The ultras group “Horde Zla” was founded in 1987 & are the largest & most famous group of supporters of FK Sarajevo. Horde Zla roughly translates as “hordes of evil” & although violence in Sarajevo against Željo is not all that common, Horde Zla have gained a bit of a reputation across Europe for actively engaging with other hooligan groups during their European campaigns since the turn of the century.

Horde Zla have also developed a very strong fan friendship with “Ultras Dynamo” of German club Dynamo Dresden & both sets of ultras can be regularly seen attending each other’s home domestic games as well as uniting for some of FK Sarajevo’s away European games.

A Horde Zla banner clearly visible in the home end during a Dynamo Dresden game at the Rudolf Harbig Stadion |    Photo Credit

A Horde Zla banner clearly visible in the home end during a Dynamo Dresden game at the Rudolf Harbig Stadion | Photo Credit

While over in the blue half of Sarajevo the most famous Željo ultras group are the “Manijaci” or “Maniacs”.

Like Horde Zla, the Manijaci were founded in 1987 & their group’s history will forever be closely linked with their stadium & the war.
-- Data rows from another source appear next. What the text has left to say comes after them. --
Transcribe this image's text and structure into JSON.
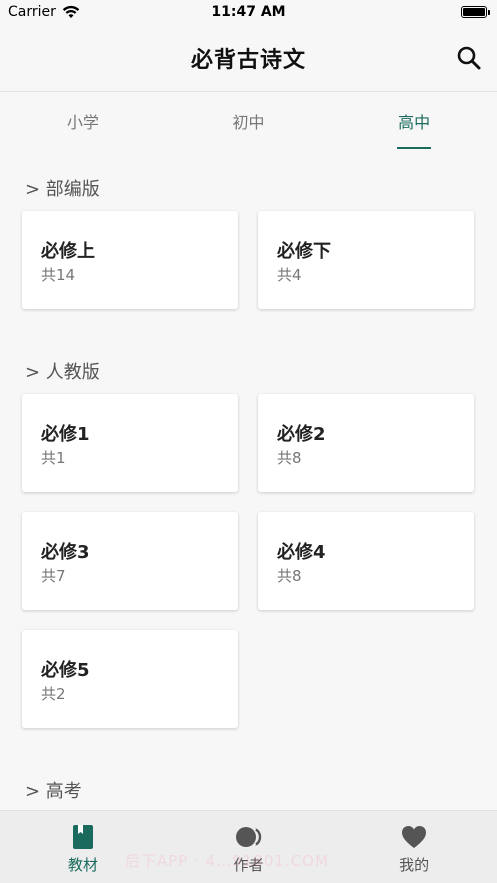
{
  "status": {
    "carrier": "Carrier",
    "time": "11:47 AM"
  },
  "header": {
    "title": "必背古诗文",
    "search_icon": "search-icon"
  },
  "tabs": [
    {
      "label": "小学",
      "active": false
    },
    {
      "label": "初中",
      "active": false
    },
    {
      "label": "高中",
      "active": true
    }
  ],
  "sections": [
    {
      "title": "> 部编版",
      "cards": [
        {
          "title": "必修上",
          "count": "共14"
        },
        {
          "title": "必修下",
          "count": "共4"
        }
      ]
    },
    {
      "title": "> 人教版",
      "cards": [
        {
          "title": "必修1",
          "count": "共1"
        },
        {
          "title": "必修2",
          "count": "共8"
        },
        {
          "title": "必修3",
          "count": "共7"
        },
        {
          "title": "必修4",
          "count": "共8"
        },
        {
          "title": "必修5",
          "count": "共2"
        }
      ]
    },
    {
      "title": "> 高考",
      "cards": []
    }
  ],
  "bottom_nav": [
    {
      "label": "教材",
      "icon": "book-icon",
      "active": true
    },
    {
      "label": "作者",
      "icon": "author-icon",
      "active": false
    },
    {
      "label": "我的",
      "icon": "heart-icon",
      "active": false
    }
  ],
  "watermark": "后下APP · 4…91801.COM",
  "colors": {
    "accent": "#1a6b5e",
    "background": "#f7f7f7",
    "card": "#ffffff"
  }
}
As mentioned previously the Grbavica Stadium was essentially the front line of the war & it is reported that many members of the Manijaci were active in defending the Grbavica neighbourhood against the Bosnian-Serb forces during the siege.
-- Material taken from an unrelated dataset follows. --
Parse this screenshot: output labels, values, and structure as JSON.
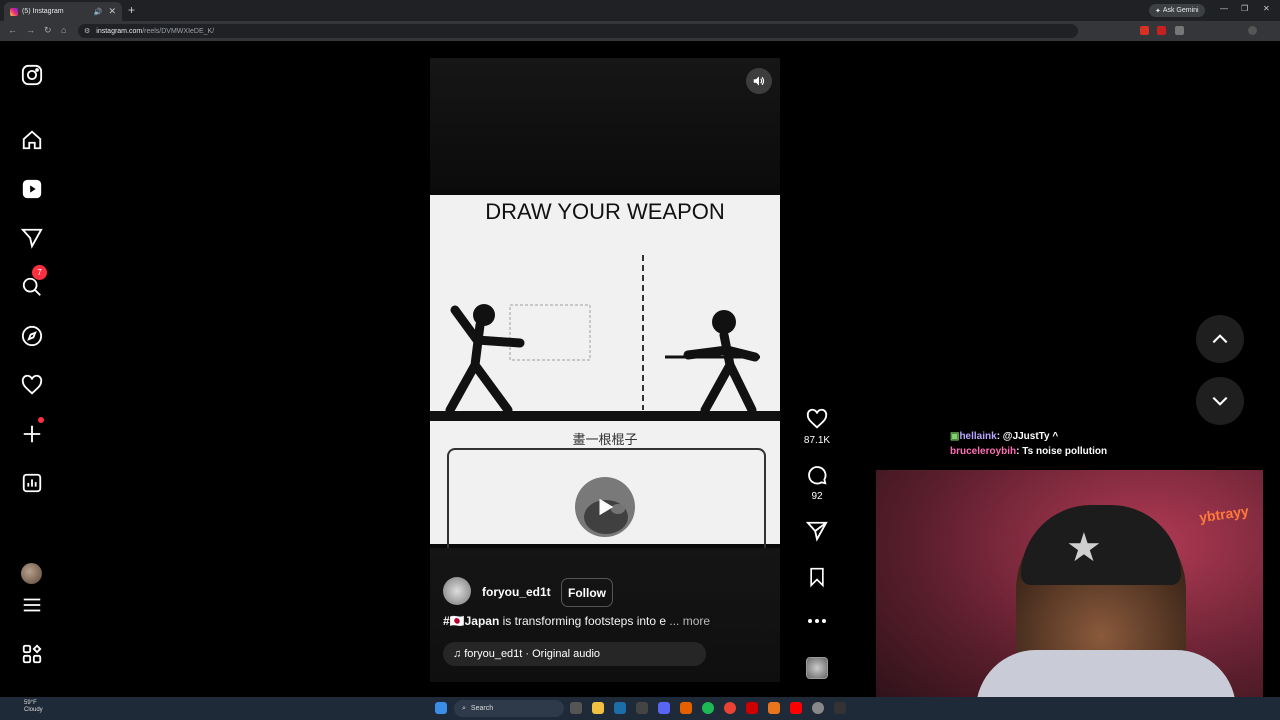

One such member was Dževad Begić Đilda. Begić was one of the founding members of the Manijaci & was killed in July 1992 defending the city. He is remembered & celebrated every year on the anniversary of his death by his fellow Manijaci members.

May 2nd is also a hugely important date for all Željo fans. On that date in 1996 the first game back in the Grbavica Stadium was held after the people of Sarajevo helped rebuild it following its destruction during the siege.

Manijaci putting on a show during a league game at the Grbavica Stadium |    Photo Credit

Manijaci putting on a show during a league game at the Grbavica Stadium | Photo Credit

Football has been a welcome distraction from social, economic & political issues in Sarajevo & indeed all of Bosnia & Herzegovina since the end of the war. With a population of less than 4 million people & considering where the country was 25 years ago, the Bosnia & Herzegovina national team has punched well above its weight.

They qualified for their first ever World Cup in 2014 & despite not advancing out of their group, they did record their first World Cup win with a 3-1 triumph over Iran. They narrowly missed out on qualification to their first ever European Championships in 2012 & 2016, on both occasions losing out during a two-legged play-off. While the country has developed some household names in European football such as Edin Džeko, Miralem Pjanić & Asmir Begović.

Edin Džeko puts Bosnia & Herzegovina ahead versus Iran at the 2014 Word Cup |    Photo Credit

Edin Džeko puts Bosnia & Herzegovina ahead versus Iran at the 2014 Word Cup | Photo Credit

Football in Bosnia & Herzegovina is most certainly on the up.

No matter what aspect of life you are talking about, when talking about Bosnia & Herzegovina, & in particular Sarajevo, it is impossible for it not to be linked back to the war somehow. Football is no exception. The Sarajevo derby is no exception. Yes bragging rights & being the number one team in the city is important for fans, but fans of FK Sarajevo & FK Željezničar Sarajevo seem to be able to see the bigger picture.

The fact they have a derby, played in their own city, played in their own national league, is the real triumph in all of this.